EXERCISE GOAL
Which lines of the entries contain the string "true"? Copy each of them.
-------- STUDY MATERIAL
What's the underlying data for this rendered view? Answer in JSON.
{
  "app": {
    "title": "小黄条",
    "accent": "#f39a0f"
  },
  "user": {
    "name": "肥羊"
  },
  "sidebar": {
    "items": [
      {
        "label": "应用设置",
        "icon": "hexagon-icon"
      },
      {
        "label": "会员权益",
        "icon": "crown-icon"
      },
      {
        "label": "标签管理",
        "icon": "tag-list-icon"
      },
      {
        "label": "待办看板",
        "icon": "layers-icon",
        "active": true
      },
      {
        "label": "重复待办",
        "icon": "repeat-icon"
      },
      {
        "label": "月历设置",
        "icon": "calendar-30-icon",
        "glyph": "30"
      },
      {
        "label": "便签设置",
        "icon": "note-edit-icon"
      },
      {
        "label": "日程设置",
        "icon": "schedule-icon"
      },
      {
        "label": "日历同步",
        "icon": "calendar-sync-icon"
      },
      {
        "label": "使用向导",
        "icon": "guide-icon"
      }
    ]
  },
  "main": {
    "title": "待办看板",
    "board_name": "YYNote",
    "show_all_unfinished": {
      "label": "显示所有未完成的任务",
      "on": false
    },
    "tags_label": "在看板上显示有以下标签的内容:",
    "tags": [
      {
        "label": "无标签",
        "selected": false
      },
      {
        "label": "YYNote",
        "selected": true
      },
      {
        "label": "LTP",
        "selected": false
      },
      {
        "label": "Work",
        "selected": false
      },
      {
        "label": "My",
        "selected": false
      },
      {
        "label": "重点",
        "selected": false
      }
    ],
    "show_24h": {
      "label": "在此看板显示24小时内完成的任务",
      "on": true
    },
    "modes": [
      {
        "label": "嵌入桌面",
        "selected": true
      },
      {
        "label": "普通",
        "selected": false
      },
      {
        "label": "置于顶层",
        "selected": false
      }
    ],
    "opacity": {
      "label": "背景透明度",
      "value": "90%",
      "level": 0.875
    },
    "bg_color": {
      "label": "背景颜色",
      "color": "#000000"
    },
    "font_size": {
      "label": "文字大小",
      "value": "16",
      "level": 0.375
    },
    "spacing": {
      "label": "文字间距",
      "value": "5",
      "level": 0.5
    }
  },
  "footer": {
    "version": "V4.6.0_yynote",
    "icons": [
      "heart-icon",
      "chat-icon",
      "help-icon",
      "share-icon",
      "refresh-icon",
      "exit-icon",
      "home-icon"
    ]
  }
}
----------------
SOLVED EXERCISE
        "active": true
        "selected": true
      "on": true
        "selected": true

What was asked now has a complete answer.